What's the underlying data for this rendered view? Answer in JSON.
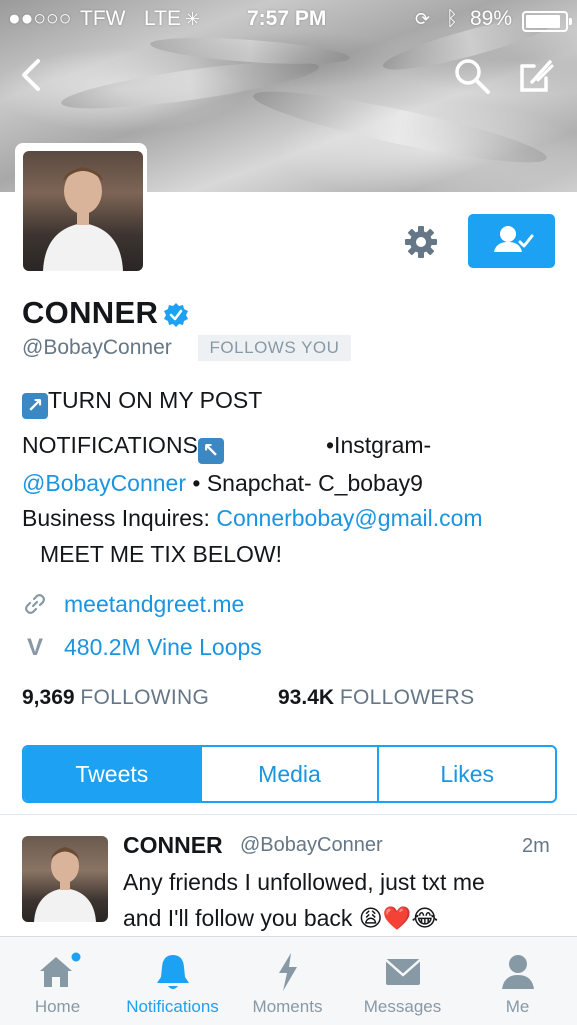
{
  "status_bar": {
    "carrier": "TFW",
    "network": "LTE",
    "time": "7:57 PM",
    "battery": "89%",
    "battery_level": 0.89
  },
  "profile": {
    "name": "CONNER",
    "handle": "@BobayConner",
    "follows_you": "FOLLOWS YOU",
    "verified": true,
    "bio": {
      "line1": "TURN ON MY POST",
      "line2a": "NOTIFICATIONS",
      "line2b": "•Instgram-",
      "line3a": "@BobayConner",
      "line3b": " • Snapchat- C_bobay9",
      "line4a": "Business Inquires: ",
      "line4b": "Connerbobay@gmail.com",
      "line5": "MEET ME TIX BELOW!"
    },
    "website": "meetandgreet.me",
    "vine_loops": "480.2M Vine Loops",
    "following_count": "9,369",
    "following_label": "FOLLOWING",
    "followers_count": "93.4K",
    "followers_label": "FOLLOWERS"
  },
  "tabs": [
    "Tweets",
    "Media",
    "Likes"
  ],
  "tweet": {
    "name": "CONNER",
    "handle": "@BobayConner",
    "time": "2m",
    "line1": "Any friends I unfollowed, just txt me",
    "line2": "and I'll follow you back",
    "emojis": "😩❤️😂"
  },
  "tabbar": {
    "items": [
      {
        "label": "Home",
        "icon": "home-icon"
      },
      {
        "label": "Notifications",
        "icon": "bell-icon"
      },
      {
        "label": "Moments",
        "icon": "lightning-icon"
      },
      {
        "label": "Messages",
        "icon": "envelope-icon"
      },
      {
        "label": "Me",
        "icon": "person-icon"
      }
    ],
    "active": "Notifications"
  },
  "colors": {
    "accent": "#1da1f2",
    "link": "#1b95e0",
    "muted": "#657786"
  }
}
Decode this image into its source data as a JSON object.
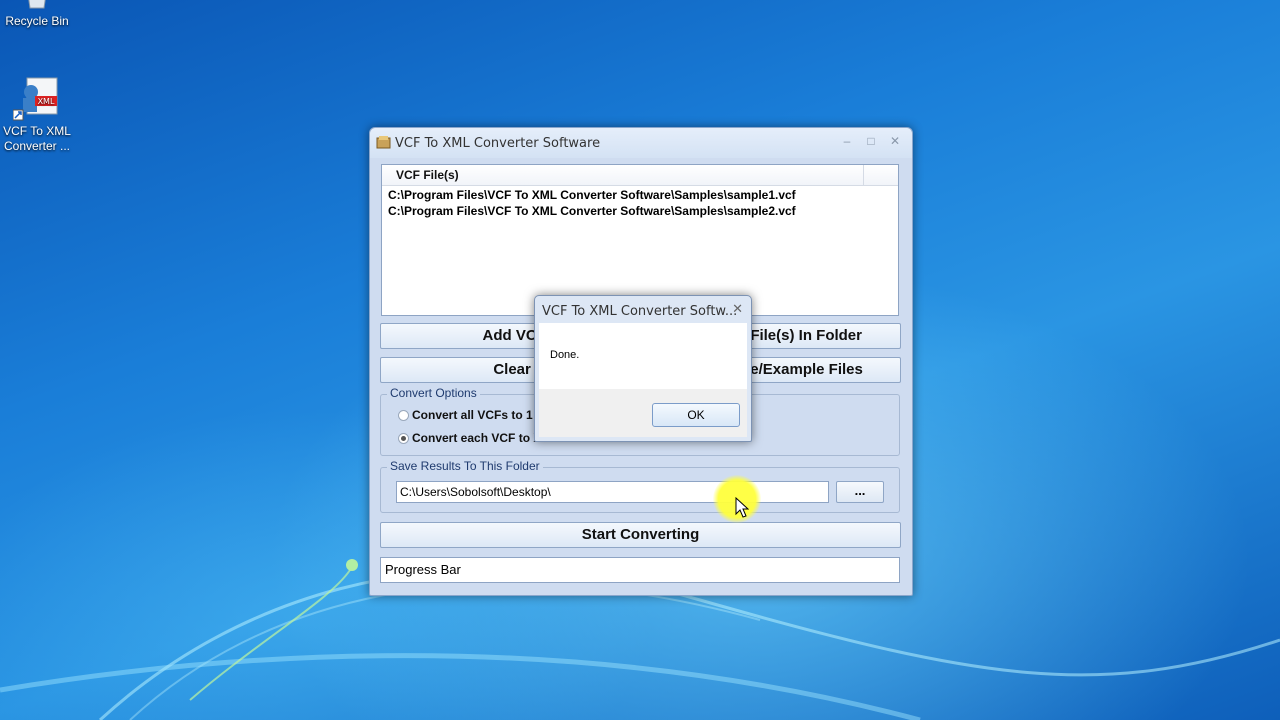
{
  "desktop": {
    "icons": [
      {
        "label": "Recycle Bin"
      },
      {
        "label_line1": "VCF To XML",
        "label_line2": "Converter ..."
      }
    ]
  },
  "window": {
    "title": "VCF To XML Converter Software",
    "file_list": {
      "column_header": "VCF File(s)",
      "rows": [
        "C:\\Program Files\\VCF To XML Converter Software\\Samples\\sample1.vcf",
        "C:\\Program Files\\VCF To XML Converter Software\\Samples\\sample2.vcf"
      ]
    },
    "buttons": {
      "add_files": "Add VCF Fil",
      "add_folder": "F File(s) In Folder",
      "clear_list": "Clear Lis",
      "samples": "le/Example Files",
      "start": "Start Converting",
      "browse": "..."
    },
    "convert_options": {
      "legend": "Convert Options",
      "options": [
        {
          "label": "Convert all VCFs to 1 X",
          "selected": false
        },
        {
          "label": "Convert each VCF to X",
          "selected": true
        }
      ]
    },
    "save_results": {
      "legend": "Save Results To This Folder",
      "path": "C:\\Users\\Sobolsoft\\Desktop\\"
    },
    "progress_label": "Progress Bar"
  },
  "dialog": {
    "title": "VCF To XML Converter Softw...",
    "message": "Done.",
    "ok_label": "OK"
  }
}
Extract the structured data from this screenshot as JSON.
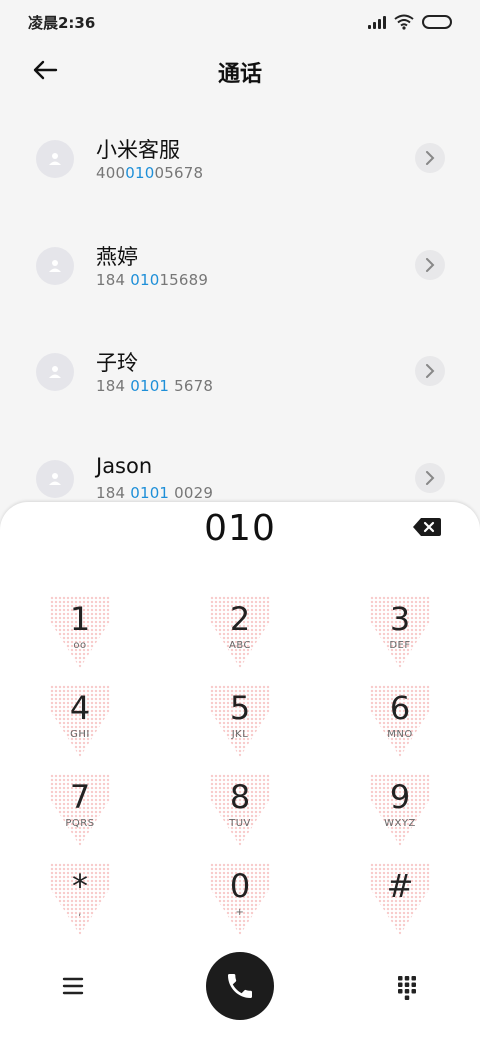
{
  "status_bar": {
    "time": "凌晨2:36"
  },
  "header": {
    "title": "通话"
  },
  "contacts": [
    {
      "name": "小米客服",
      "number_pre": "400",
      "number_hl": "010",
      "number_post": "05678"
    },
    {
      "name": "燕婷",
      "number_pre": "184 ",
      "number_hl": "010",
      "number_post": "15689"
    },
    {
      "name": "子玲",
      "number_pre": "184 ",
      "number_hl": "0101",
      "number_post": " 5678"
    },
    {
      "name": "Jason",
      "number_pre": "184 ",
      "number_hl": "0101",
      "number_post": " 0029"
    }
  ],
  "dialpad": {
    "input": "010",
    "keys": [
      {
        "digit": "1",
        "sub": "oo"
      },
      {
        "digit": "2",
        "sub": "ABC"
      },
      {
        "digit": "3",
        "sub": "DEF"
      },
      {
        "digit": "4",
        "sub": "GHI"
      },
      {
        "digit": "5",
        "sub": "JKL"
      },
      {
        "digit": "6",
        "sub": "MNO"
      },
      {
        "digit": "7",
        "sub": "PQRS"
      },
      {
        "digit": "8",
        "sub": "TUV"
      },
      {
        "digit": "9",
        "sub": "WXYZ"
      },
      {
        "digit": "*",
        "sub": ","
      },
      {
        "digit": "0",
        "sub": "+"
      },
      {
        "digit": "#",
        "sub": ""
      }
    ]
  },
  "colors": {
    "accent": "#1e8fd8",
    "call_button": "#1c1c1c",
    "background": "#f5f5f5"
  },
  "icons": {
    "back": "arrow-left-icon",
    "avatar": "person-icon",
    "chevron": "chevron-right-icon",
    "backspace": "backspace-icon",
    "menu": "menu-icon",
    "call": "phone-icon",
    "keypad": "keypad-icon"
  }
}
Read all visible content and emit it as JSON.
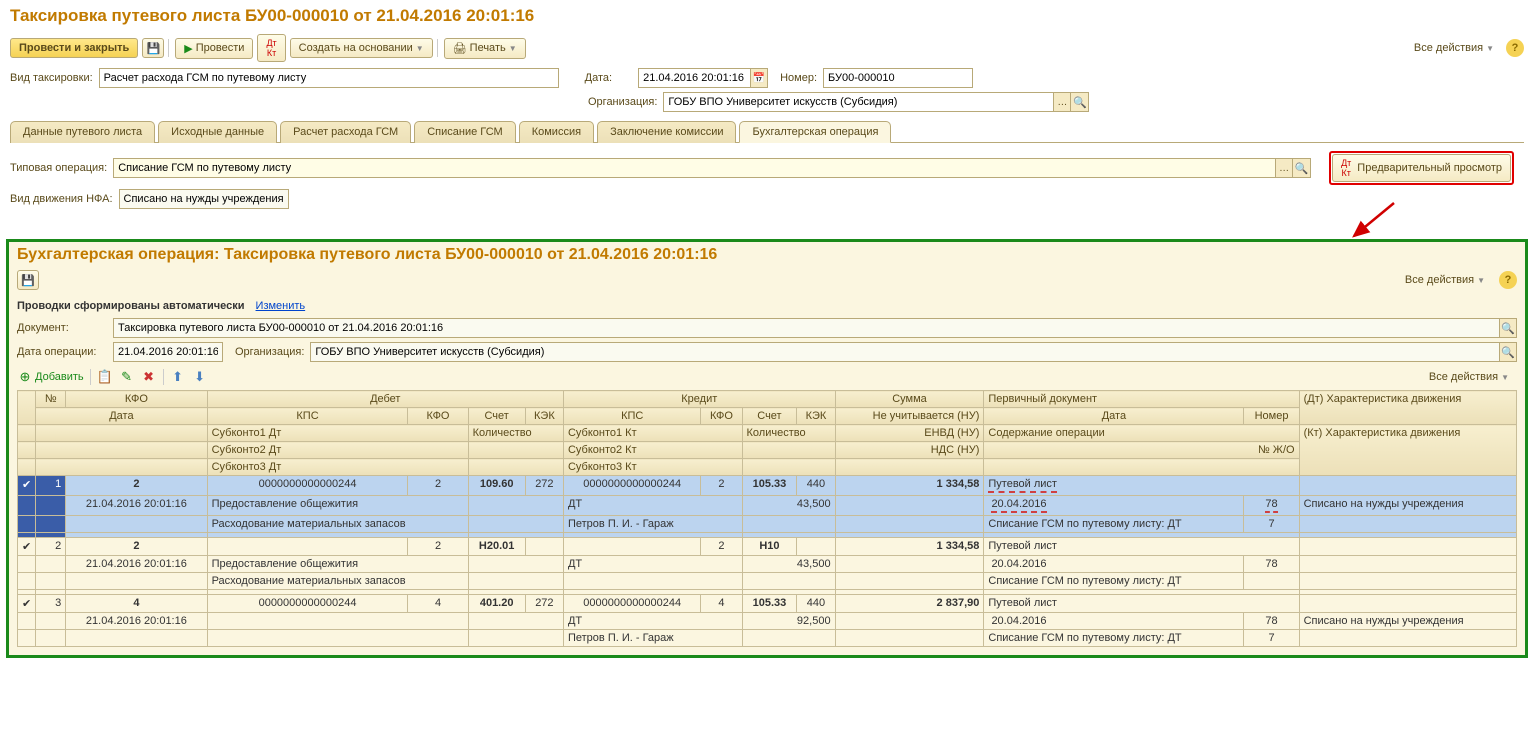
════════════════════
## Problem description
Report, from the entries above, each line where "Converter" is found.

## Response for this exercise
        "label_line2": "Converter ..."
    "title": "VCF To XML Converter Software",
        "C:\\Program Files\\VCF To XML Converter Software\\Samples\\sample1.vcf",
        "C:\\Program Files\\VCF To XML Converter Software\\Samples\\sample2.vcf"
    "title": "VCF To XML Converter Softw...",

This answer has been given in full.